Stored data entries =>
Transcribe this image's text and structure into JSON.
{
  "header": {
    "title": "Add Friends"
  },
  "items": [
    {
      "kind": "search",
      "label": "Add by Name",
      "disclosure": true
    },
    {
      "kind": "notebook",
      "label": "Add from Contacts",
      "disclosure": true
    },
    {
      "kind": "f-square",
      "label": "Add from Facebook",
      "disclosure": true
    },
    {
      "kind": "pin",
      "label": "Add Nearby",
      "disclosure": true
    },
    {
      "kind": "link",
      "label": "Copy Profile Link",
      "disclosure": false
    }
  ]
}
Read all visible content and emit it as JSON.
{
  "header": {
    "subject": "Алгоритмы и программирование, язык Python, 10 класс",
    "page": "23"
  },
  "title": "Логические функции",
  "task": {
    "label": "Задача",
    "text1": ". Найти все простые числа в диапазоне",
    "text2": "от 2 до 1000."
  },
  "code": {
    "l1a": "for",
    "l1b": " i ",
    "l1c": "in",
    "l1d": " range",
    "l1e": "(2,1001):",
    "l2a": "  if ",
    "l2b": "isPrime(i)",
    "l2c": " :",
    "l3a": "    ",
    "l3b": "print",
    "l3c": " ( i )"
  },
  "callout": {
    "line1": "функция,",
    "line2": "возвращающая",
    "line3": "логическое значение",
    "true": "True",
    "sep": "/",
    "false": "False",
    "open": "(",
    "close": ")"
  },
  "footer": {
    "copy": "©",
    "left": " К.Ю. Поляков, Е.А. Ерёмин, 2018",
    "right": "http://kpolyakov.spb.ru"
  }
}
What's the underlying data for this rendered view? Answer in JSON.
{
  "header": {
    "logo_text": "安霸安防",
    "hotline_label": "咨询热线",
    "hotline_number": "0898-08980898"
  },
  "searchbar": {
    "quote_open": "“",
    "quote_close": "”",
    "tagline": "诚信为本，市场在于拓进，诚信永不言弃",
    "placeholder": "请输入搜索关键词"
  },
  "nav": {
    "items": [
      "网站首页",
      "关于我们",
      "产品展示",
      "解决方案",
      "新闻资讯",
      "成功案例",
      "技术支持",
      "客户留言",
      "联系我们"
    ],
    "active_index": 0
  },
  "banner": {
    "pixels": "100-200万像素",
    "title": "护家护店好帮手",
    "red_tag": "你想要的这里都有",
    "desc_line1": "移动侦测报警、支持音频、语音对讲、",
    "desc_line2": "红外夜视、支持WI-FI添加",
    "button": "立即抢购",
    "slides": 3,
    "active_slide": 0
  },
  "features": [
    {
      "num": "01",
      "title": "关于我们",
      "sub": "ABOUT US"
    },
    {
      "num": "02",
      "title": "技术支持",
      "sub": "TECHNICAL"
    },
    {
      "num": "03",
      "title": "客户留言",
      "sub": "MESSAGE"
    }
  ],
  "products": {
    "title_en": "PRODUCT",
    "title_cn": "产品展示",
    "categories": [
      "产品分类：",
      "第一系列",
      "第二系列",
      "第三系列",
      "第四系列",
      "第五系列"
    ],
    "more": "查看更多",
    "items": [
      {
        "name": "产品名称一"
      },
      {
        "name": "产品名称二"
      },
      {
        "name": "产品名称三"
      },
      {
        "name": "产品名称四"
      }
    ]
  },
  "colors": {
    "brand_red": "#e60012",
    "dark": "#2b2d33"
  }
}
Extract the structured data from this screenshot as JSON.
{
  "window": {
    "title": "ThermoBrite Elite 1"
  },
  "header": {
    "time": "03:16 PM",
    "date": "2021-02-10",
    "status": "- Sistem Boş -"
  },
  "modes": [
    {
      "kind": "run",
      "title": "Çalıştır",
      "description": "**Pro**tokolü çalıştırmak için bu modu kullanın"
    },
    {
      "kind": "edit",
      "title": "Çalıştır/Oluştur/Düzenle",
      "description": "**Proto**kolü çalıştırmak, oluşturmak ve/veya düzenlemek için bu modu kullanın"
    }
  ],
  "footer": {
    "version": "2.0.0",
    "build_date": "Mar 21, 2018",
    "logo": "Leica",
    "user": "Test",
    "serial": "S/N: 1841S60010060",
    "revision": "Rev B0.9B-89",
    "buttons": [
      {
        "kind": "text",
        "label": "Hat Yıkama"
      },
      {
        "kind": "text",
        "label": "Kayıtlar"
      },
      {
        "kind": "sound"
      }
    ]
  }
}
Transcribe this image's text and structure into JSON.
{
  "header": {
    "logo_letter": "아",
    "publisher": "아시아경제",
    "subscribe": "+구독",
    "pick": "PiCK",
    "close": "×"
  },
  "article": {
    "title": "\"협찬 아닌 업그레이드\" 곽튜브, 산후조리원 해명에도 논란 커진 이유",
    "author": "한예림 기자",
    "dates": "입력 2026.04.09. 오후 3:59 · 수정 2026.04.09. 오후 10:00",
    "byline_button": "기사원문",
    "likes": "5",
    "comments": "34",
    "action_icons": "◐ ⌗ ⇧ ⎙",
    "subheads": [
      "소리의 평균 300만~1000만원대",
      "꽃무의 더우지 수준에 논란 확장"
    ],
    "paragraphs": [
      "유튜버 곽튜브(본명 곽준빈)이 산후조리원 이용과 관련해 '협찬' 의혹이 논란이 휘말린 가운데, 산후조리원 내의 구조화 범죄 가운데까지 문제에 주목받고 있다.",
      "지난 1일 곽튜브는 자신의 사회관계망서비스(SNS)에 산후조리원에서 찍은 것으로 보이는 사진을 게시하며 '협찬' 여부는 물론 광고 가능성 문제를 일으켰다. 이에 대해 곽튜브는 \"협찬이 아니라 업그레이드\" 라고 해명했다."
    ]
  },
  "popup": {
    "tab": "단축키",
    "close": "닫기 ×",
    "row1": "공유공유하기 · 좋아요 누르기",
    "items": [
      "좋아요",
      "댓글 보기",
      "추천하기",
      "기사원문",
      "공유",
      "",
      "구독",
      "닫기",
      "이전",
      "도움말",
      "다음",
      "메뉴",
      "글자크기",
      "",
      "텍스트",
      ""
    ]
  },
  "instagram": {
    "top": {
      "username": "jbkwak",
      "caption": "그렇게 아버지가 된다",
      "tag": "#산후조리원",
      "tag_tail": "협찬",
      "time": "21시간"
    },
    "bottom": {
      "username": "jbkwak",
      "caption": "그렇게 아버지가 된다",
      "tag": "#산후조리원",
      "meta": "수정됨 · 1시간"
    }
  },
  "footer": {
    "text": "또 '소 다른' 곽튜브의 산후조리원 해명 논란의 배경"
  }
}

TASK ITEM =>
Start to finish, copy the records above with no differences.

RESULT BELOW =>
Transcribe this image's text and structure into JSON.
{
  "header": {
    "title": "Add Friends"
  },
  "items": [
    {
      "kind": "search",
      "label": "Add by Name",
      "disclosure": true
    },
    {
      "kind": "notebook",
      "label": "Add from Contacts",
      "disclosure": true
    },
    {
      "kind": "f-square",
      "label": "Add from Facebook",
      "disclosure": true
    },
    {
      "kind": "pin",
      "label": "Add Nearby",
      "disclosure": true
    },
    {
      "kind": "link",
      "label": "Copy Profile Link",
      "disclosure": false
    }
  ]
}
Read all visible content and emit it as JSON.
{
  "header": {
    "subject": "Алгоритмы и программирование, язык Python, 10 класс",
    "page": "23"
  },
  "title": "Логические функции",
  "task": {
    "label": "Задача",
    "text1": ". Найти все простые числа в диапазоне",
    "text2": "от 2 до 1000."
  },
  "code": {
    "l1a": "for",
    "l1b": " i ",
    "l1c": "in",
    "l1d": " range",
    "l1e": "(2,1001):",
    "l2a": "  if ",
    "l2b": "isPrime(i)",
    "l2c": " :",
    "l3a": "    ",
    "l3b": "print",
    "l3c": " ( i )"
  },
  "callout": {
    "line1": "функция,",
    "line2": "возвращающая",
    "line3": "логическое значение",
    "true": "True",
    "sep": "/",
    "false": "False",
    "open": "(",
    "close": ")"
  },
  "footer": {
    "copy": "©",
    "left": " К.Ю. Поляков, Е.А. Ерёмин, 2018",
    "right": "http://kpolyakov.spb.ru"
  }
}
What's the underlying data for this rendered view? Answer in JSON.
{
  "header": {
    "logo_text": "安霸安防",
    "hotline_label": "咨询热线",
    "hotline_number": "0898-08980898"
  },
  "searchbar": {
    "quote_open": "“",
    "quote_close": "”",
    "tagline": "诚信为本，市场在于拓进，诚信永不言弃",
    "placeholder": "请输入搜索关键词"
  },
  "nav": {
    "items": [
      "网站首页",
      "关于我们",
      "产品展示",
      "解决方案",
      "新闻资讯",
      "成功案例",
      "技术支持",
      "客户留言",
      "联系我们"
    ],
    "active_index": 0
  },
  "banner": {
    "pixels": "100-200万像素",
    "title": "护家护店好帮手",
    "red_tag": "你想要的这里都有",
    "desc_line1": "移动侦测报警、支持音频、语音对讲、",
    "desc_line2": "红外夜视、支持WI-FI添加",
    "button": "立即抢购",
    "slides": 3,
    "active_slide": 0
  },
  "features": [
    {
      "num": "01",
      "title": "关于我们",
      "sub": "ABOUT US"
    },
    {
      "num": "02",
      "title": "技术支持",
      "sub": "TECHNICAL"
    },
    {
      "num": "03",
      "title": "客户留言",
      "sub": "MESSAGE"
    }
  ],
  "products": {
    "title_en": "PRODUCT",
    "title_cn": "产品展示",
    "categories": [
      "产品分类：",
      "第一系列",
      "第二系列",
      "第三系列",
      "第四系列",
      "第五系列"
    ],
    "more": "查看更多",
    "items": [
      {
        "name": "产品名称一"
      },
      {
        "name": "产品名称二"
      },
      {
        "name": "产品名称三"
      },
      {
        "name": "产品名称四"
      }
    ]
  },
  "colors": {
    "brand_red": "#e60012",
    "dark": "#2b2d33"
  }
}
Extract the structured data from this screenshot as JSON.
{
  "window": {
    "title": "ThermoBrite Elite 1"
  },
  "header": {
    "time": "03:16 PM",
    "date": "2021-02-10",
    "status": "- Sistem Boş -"
  },
  "modes": [
    {
      "kind": "run",
      "title": "Çalıştır",
      "description": "**Pro**tokolü çalıştırmak için bu modu kullanın"
    },
    {
      "kind": "edit",
      "title": "Çalıştır/Oluştur/Düzenle",
      "description": "**Proto**kolü çalıştırmak, oluşturmak ve/veya düzenlemek için bu modu kullanın"
    }
  ],
  "footer": {
    "version": "2.0.0",
    "build_date": "Mar 21, 2018",
    "logo": "Leica",
    "user": "Test",
    "serial": "S/N: 1841S60010060",
    "revision": "Rev B0.9B-89",
    "buttons": [
      {
        "kind": "text",
        "label": "Hat Yıkama"
      },
      {
        "kind": "text",
        "label": "Kayıtlar"
      },
      {
        "kind": "sound"
      }
    ]
  }
}
Transcribe this image's text and structure into JSON.
{
  "header": {
    "logo_letter": "아",
    "publisher": "아시아경제",
    "subscribe": "+구독",
    "pick": "PiCK",
    "close": "×"
  },
  "article": {
    "title": "\"협찬 아닌 업그레이드\" 곽튜브, 산후조리원 해명에도 논란 커진 이유",
    "author": "한예림 기자",
    "dates": "입력 2026.04.09. 오후 3:59 · 수정 2026.04.09. 오후 10:00",
    "byline_button": "기사원문",
    "likes": "5",
    "comments": "34",
    "action_icons": "◐ ⌗ ⇧ ⎙",
    "subheads": [
      "소리의 평균 300만~1000만원대",
      "꽃무의 더우지 수준에 논란 확장"
    ],
    "paragraphs": [
      "유튜버 곽튜브(본명 곽준빈)이 산후조리원 이용과 관련해 '협찬' 의혹이 논란이 휘말린 가운데, 산후조리원 내의 구조화 범죄 가운데까지 문제에 주목받고 있다.",
      "지난 1일 곽튜브는 자신의 사회관계망서비스(SNS)에 산후조리원에서 찍은 것으로 보이는 사진을 게시하며 '협찬' 여부는 물론 광고 가능성 문제를 일으켰다. 이에 대해 곽튜브는 \"협찬이 아니라 업그레이드\" 라고 해명했다."
    ]
  },
  "popup": {
    "tab": "단축키",
    "close": "닫기 ×",
    "row1": "공유공유하기 · 좋아요 누르기",
    "items": [
      "좋아요",
      "댓글 보기",
      "추천하기",
      "기사원문",
      "공유",
      "",
      "구독",
      "닫기",
      "이전",
      "도움말",
      "다음",
      "메뉴",
      "글자크기",
      "",
      "텍스트",
      ""
    ]
  },
  "instagram": {
    "top": {
      "username": "jbkwak",
      "caption": "그렇게 아버지가 된다",
      "tag": "#산후조리원",
      "tag_tail": "협찬",
      "time": "21시간"
    },
    "bottom": {
      "username": "jbkwak",
      "caption": "그렇게 아버지가 된다",
      "tag": "#산후조리원",
      "meta": "수정됨 · 1시간"
    }
  },
  "footer": {
    "text": "또 '소 다른' 곽튜브의 산후조리원 해명 논란의 배경"
  }
}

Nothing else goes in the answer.